I figured it was time to call in the big guns, aka the hubby.  He tried extracting the “tree” from my bush with a shovel and saw.  He could not.  Being a man, he decided the best course of action was to bring in a piece of heavy equipment.  More power, right?  Argh, argh, argh.  He pulled the John Deere tractor up to the bush, wrapped a chain (!) around the trunk of that overgrown weed and pulled.  And do you know what happened?  Not only did the weed come out, but so did my rosebush.  The roots of the weed had become entwined with the roots of the rosebush.  When he pulled the weed, the rosebush came out too!  My beautiful rosebush was destroyed!  All that was left was a gaping hole in the ground and a very tiny remnant of the root.

If I had only been more diligent about consistently weeding my garden, this would not have happened.  But because I was lazy, because weeding is hard, because weeding is not fun, because I had better things to do with my time, my rosebush was nearly completely destroyed.

The human heart (soul) is like that rosebush.  It is wild and untamed in its natural state.  But it flourishes and blooms when it is daily watered, fed and weeded.

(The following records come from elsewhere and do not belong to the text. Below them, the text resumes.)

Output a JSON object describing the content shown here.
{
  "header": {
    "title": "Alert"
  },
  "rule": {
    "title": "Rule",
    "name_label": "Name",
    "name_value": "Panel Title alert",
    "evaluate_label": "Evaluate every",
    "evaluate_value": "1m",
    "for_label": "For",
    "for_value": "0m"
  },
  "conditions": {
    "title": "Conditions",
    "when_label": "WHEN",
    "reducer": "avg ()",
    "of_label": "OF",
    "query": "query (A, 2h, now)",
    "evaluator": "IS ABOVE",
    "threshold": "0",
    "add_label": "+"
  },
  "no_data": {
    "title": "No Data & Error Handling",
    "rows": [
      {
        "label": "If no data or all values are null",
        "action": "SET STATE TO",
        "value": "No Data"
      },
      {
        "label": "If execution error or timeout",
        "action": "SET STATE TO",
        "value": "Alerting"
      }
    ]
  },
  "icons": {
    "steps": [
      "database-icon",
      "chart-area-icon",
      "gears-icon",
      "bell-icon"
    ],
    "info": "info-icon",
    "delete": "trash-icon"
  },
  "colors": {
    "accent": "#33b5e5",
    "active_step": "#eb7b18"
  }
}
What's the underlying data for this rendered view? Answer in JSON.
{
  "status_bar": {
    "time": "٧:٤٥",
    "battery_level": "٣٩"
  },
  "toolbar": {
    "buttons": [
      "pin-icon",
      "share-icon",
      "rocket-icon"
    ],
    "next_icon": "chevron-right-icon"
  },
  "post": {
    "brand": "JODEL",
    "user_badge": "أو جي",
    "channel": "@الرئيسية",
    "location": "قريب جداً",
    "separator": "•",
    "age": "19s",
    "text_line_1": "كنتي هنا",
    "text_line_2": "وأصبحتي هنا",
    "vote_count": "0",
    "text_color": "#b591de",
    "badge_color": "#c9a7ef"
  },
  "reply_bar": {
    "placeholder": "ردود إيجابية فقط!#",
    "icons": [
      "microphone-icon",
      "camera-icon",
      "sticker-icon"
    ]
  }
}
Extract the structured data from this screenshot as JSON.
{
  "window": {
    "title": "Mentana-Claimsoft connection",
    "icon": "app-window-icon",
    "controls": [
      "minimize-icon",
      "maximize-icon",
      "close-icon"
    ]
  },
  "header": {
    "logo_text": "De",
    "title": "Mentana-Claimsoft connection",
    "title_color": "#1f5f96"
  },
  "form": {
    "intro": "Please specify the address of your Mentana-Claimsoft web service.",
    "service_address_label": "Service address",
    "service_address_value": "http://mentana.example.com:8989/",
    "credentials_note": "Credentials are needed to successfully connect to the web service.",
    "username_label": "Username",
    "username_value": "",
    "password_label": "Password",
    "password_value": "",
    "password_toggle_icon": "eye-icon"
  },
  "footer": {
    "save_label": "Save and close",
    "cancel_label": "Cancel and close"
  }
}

What is water to our soul?  The spirit of God.  It is like rivers of living water.

How do we feed our hearts?  By putting good things into our minds and hiding the Word of God in our hearts. And through praise and worship.

How do we weed our hearts, clean out the soil of our soul?  By asking God to reveal the weeds to us and remove them from our hearts.  We can ask God to search our hearts and our souls.

Weeds growing in the heart can be things like bitterness, hatred, regret, envy, or anger.  If we do not remove these unwelcome assassins when they are small, they will take root in our hearts.  Once they take root, they are difficult to remove.  And once they take root and began to grow, extracting them will be equivalent to spiritual open-heart surgery.  Weeds must be removed or complete destruction WILL occur.

Guard your heart.  Don’t be easily offended.  Forgive others when they wrong you.  Let things go.  Be grateful for the things or the life YOU have.  Stop looking in the past and wishing you could go back and change things.  Don’t harbor ill feelings towards other people.  Give people the benefit of the doubt.  Call in reinforcements (pastor, friend, counselor) if you need help clearing the weeds.

The heart that God has placed in you is precious.  Give it daily love and attention.  You have a choice.  Encourage your rosebush to grow and flourish or allow the weeds to take over and choke the life out of you.

The weeds in my heart almost choked the life out of me.  Regret, bitterness, anger, shame, and hatred are just a few of the weeds that tried to cause destruction to my soul.  But through God’s mercy and grace, I was not consumed by them.  The process of extraction was painful, tedious and a WHOLE lot of work.  I now water, feed and weed my soul daily.

Daily diligence wards off devastating destruction.


Psalm 51:10

“Create in me a clean heart, O God, And renew a steadfast spirit within me.”